County council Vice President Gabe Albornoz (D-At Large) said he was heartened to see some Montgomery residents still wearing their masks indoors at restaurants and other crowded locations, even though it is no longer required by state or county law.
“I think it’s a good sign that county residents are transitioning more cautiously, as we have done through the pandemic,” he said. He added that he personally is still wearing masks in some public settings because he has four young children, three of whom are not yet eligible to be vaccinated.
Sehgal said high education rates in the county and in the greater Washington region in general mean people are more likely to trust vaccine science and get the shot.
When there are pockets of community transmission, they don’t explode into dozens of cases because the virus “cuts off” once it reaches a vaccinated individual.
“That spillover benefit of being protected by my friends and neighbors is quite strong,” he said.

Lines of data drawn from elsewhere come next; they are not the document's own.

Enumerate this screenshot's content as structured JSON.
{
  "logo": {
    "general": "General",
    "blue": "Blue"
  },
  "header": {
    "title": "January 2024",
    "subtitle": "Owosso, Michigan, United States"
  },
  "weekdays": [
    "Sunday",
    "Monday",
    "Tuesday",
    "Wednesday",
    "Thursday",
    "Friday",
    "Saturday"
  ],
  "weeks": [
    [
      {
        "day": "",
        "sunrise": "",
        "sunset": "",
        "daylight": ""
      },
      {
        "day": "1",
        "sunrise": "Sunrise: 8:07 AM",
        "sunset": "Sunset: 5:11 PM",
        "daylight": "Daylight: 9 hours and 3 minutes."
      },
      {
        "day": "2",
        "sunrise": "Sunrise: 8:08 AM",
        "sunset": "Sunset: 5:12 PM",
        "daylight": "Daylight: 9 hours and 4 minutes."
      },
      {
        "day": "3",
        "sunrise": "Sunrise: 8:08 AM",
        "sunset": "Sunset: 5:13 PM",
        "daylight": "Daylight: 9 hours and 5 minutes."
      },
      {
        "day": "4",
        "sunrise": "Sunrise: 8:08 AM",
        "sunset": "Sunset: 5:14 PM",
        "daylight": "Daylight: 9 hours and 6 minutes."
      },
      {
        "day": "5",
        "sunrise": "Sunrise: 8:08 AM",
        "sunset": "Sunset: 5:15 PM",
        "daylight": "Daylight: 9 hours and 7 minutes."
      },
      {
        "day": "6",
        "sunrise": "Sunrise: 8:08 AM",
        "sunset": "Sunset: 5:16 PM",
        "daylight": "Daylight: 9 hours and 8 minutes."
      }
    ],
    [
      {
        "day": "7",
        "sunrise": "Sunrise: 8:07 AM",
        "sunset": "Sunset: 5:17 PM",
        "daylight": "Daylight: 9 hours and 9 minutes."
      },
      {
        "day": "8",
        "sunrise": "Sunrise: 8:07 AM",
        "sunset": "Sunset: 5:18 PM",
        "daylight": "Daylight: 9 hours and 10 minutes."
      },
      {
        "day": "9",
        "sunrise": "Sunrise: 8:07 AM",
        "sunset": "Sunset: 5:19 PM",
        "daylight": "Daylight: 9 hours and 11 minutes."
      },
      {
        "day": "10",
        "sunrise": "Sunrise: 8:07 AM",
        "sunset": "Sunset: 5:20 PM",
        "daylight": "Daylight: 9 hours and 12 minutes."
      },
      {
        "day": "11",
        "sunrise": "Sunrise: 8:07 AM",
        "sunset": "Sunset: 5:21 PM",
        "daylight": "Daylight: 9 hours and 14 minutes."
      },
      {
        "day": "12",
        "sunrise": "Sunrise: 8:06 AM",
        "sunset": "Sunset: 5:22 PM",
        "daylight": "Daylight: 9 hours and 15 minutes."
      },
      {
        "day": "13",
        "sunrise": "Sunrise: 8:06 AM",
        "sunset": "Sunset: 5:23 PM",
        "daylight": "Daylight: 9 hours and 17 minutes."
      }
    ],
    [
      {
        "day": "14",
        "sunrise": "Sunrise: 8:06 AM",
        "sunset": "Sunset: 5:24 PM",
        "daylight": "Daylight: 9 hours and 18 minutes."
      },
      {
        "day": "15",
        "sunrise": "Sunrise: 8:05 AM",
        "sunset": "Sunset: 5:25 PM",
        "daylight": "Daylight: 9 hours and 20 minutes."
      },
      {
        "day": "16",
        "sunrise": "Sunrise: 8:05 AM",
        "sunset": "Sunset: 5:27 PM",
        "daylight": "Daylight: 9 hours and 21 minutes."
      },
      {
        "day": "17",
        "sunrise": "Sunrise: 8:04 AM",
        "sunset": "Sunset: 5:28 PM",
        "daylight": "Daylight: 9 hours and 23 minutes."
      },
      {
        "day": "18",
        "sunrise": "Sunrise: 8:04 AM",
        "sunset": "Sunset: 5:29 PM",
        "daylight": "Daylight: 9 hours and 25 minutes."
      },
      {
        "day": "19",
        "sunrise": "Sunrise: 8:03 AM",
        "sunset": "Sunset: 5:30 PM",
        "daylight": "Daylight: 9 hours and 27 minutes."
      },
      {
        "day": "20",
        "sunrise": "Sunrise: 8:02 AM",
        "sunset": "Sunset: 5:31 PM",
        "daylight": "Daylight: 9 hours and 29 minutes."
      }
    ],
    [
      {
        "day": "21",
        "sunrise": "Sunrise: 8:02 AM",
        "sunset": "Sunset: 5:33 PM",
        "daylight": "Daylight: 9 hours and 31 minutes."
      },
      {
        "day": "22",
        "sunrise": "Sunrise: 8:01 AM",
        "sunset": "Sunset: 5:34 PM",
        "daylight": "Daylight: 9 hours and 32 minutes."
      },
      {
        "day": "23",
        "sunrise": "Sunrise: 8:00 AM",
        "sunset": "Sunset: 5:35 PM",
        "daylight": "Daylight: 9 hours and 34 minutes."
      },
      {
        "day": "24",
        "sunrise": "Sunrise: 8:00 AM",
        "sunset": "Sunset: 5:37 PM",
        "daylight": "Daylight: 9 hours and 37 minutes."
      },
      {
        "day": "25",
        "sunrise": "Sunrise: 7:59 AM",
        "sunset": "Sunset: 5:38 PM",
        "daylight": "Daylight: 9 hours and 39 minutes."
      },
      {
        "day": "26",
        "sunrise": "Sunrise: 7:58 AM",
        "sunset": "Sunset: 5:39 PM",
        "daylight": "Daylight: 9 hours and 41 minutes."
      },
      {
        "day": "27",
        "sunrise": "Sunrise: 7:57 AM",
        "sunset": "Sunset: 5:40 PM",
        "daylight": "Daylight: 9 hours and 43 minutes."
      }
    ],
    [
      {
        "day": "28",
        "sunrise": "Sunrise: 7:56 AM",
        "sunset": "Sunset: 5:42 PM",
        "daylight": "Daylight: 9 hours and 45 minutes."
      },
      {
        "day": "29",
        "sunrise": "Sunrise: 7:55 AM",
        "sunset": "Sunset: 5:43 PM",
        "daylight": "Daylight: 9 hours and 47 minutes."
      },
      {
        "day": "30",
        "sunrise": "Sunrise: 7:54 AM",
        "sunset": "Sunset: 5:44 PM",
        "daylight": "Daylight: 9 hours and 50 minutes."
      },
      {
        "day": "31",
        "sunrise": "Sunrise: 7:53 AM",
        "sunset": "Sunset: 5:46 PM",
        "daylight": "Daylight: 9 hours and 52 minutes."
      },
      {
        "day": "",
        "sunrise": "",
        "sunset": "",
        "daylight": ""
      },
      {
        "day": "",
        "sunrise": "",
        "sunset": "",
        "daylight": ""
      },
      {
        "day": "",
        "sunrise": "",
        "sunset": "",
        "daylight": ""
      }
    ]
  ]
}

Nonetheless, Sehgal said, disparities in vaccination rates persist, which mean some communities are still more vulnerable to the disease than others.
In the District, for example, Wards 7 and 8 consistently record more infections than wealthier parts of the city.
Over the weekend, Bowser and Anthony S. Fauci, director of the National Institute of Allergy and Infectious Diseases, knocked on doors in Southeast Washington in hopes of swaying residents in neighborhoods with some of the lowest vaccine uptake. They were joined by 163 volunteers.
Asked whether she felt their pleas were effective, Bowser said: “I absolutely do.”
Sehgal said that when the pandemic does eventually end, it won’t necessarily be with a startling statistic or noticeable trend.
“When the pandemic ends, we might not even notice,” he said. “The ways pandemics end isn’t with something very apparent. There’s no finish line. We’re going to see these numbers continue to drop, and eventually we’ll realize that we’re out of it.”